virus: Guns for Peace

Reed Konsler (
Thu, 25 Mar 1999 11:36:22 -0500

>Date: Wed, 24 Mar 1999 12:53:45 -0500
>From: "Eric Boyd" <>
>Subject: Re: virus: Guns for Peace
>The non-experience of pain is not what we want -- what we want is the
>absence of coercion (the psychological state of being forced to enact
>a theory while a rival theory remains active in your mind).

Really? What if I have a theory that I want another person's property, or that I want to hurt someone? Surely it is necessary to coerce people with actions and words in these cases. Isn't that what every mature human being learns to do...coerce themselves? Don't we supress our more primitive actions in favor of our more sublime? Even so, do we escape our more primitive theories?

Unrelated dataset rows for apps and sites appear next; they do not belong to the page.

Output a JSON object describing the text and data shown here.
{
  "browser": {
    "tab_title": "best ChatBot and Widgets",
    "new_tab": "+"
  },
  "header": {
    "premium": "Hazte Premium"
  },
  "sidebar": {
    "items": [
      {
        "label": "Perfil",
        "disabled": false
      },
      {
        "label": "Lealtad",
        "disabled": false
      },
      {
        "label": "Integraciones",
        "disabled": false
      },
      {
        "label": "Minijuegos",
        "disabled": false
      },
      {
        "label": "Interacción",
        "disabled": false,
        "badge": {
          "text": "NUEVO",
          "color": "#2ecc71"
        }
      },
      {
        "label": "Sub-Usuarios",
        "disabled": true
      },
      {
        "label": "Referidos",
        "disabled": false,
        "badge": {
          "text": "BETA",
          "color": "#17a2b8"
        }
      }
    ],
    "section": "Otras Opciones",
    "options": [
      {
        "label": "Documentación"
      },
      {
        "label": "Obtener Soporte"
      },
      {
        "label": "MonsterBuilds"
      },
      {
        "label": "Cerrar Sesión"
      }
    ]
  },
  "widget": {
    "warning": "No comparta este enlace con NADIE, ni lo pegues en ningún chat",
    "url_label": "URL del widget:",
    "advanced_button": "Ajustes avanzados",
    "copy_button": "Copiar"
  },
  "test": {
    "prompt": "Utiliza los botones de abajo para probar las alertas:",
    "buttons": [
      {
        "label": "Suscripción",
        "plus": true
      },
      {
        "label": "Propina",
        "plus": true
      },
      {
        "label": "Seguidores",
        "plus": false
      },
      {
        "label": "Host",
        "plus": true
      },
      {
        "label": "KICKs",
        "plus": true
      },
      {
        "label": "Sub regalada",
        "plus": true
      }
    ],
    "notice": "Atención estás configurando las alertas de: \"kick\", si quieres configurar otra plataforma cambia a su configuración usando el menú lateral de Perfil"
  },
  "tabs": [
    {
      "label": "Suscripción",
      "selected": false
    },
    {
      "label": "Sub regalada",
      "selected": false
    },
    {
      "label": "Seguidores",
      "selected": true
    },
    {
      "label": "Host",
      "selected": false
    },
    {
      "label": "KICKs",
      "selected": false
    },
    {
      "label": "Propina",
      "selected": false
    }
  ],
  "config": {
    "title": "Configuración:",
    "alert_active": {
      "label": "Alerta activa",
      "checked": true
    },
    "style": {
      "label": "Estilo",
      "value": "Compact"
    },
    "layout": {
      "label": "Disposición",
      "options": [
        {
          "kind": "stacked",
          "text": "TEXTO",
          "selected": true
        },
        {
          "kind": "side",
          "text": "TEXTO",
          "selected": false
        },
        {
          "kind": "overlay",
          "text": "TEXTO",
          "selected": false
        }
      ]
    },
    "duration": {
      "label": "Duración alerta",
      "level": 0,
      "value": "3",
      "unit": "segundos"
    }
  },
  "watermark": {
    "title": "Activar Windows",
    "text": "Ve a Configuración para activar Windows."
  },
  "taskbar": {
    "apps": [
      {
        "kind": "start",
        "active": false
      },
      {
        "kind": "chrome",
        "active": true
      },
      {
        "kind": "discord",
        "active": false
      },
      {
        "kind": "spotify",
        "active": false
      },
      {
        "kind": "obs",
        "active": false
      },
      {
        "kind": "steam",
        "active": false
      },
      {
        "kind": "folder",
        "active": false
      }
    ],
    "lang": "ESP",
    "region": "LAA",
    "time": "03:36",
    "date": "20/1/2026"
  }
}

Is there such a gulf between what goes on in our own mind and what goes on in our societies? Perhaps you should think a while on how "independent" you thick a line do you draw between yourself and the rest of the world? Is such a line rational, or do we share more than we might think? I believe people live out their lives, to a great extent, in the lives of the people that surround them...we live in each other's cognitive and emotional universes.

Given this, and your insistence that we cannot "force" people to think or act a certian way...what are our options? Do we let the wolf eat our children?

>Negative. What we want to do is let people *choose*, but not *fend*
>for themselves -- as Huxley says in _Brave New World Revisited_: "But
>societies are composed of individuals and are good only insofar as
>they help individuals to realize their potentialities and to lead a
>happy and creative life".

Agreed. But, I wonder what Huxley's definitions of happy and creative are. In my experience, people tend to define these things as "more like me" or "more in a way that I feel superior".

> Smacking people silly is exactly a step in
>the wrong direction -- instead of punishing individuals for mistakes,
>we should be helping them to learn from them; indeed doing all that we
>can to place individuals in non-coercive learning environments.

Agreed, but what do you do with people who don't respect other people's rights? What do you do with people that coerce their peers and lessers. If everyone were as you would like, there would be no need for authority...but we aren't all like that, are we?

>Incorrect. BNW is a "utopia" where everyone gets what you tell and
>train them to want.

Do you HONESTLY think that you want anything you haven't been programed by your genes or environment to want? Do you think you have some original, independent, novel character that chooses and creates things that you were never told or trained? If so, may I can this divine spark of individuality your "soul", for lack of a better term. Do you have such a soul? Do you have such a thing which comes, ordered and passionate from nothingness or from where we know not?

It's important. If you do have a soul, in the sense I've presented, then I can understand your meaning. If you don't, then you aren't any different from the zombies of BNW...except that the zombies are programmed to want things they can have, where you are programmed to want things you can never have.

>What you are missing (again) is that punishment and pain, per say, are
>not helpful -- they do not help people learn, instead they induce
>coercion damage, destroy creativity and make people less rational.

Agreed. But, sometimes you have to choose the lesser of two evils.

>Mistakes will be made. The goal of a utopian society would be to
>ensure that the individuals learn either (1) the easy way, from
>others, or (2) as quickly and painlessly as possible from their own

I don't think one can learn painlessly. Real learning is a struggle against the world within and the world without. The painless part is memorizing facts and learning rhetoric.


  Reed Konsler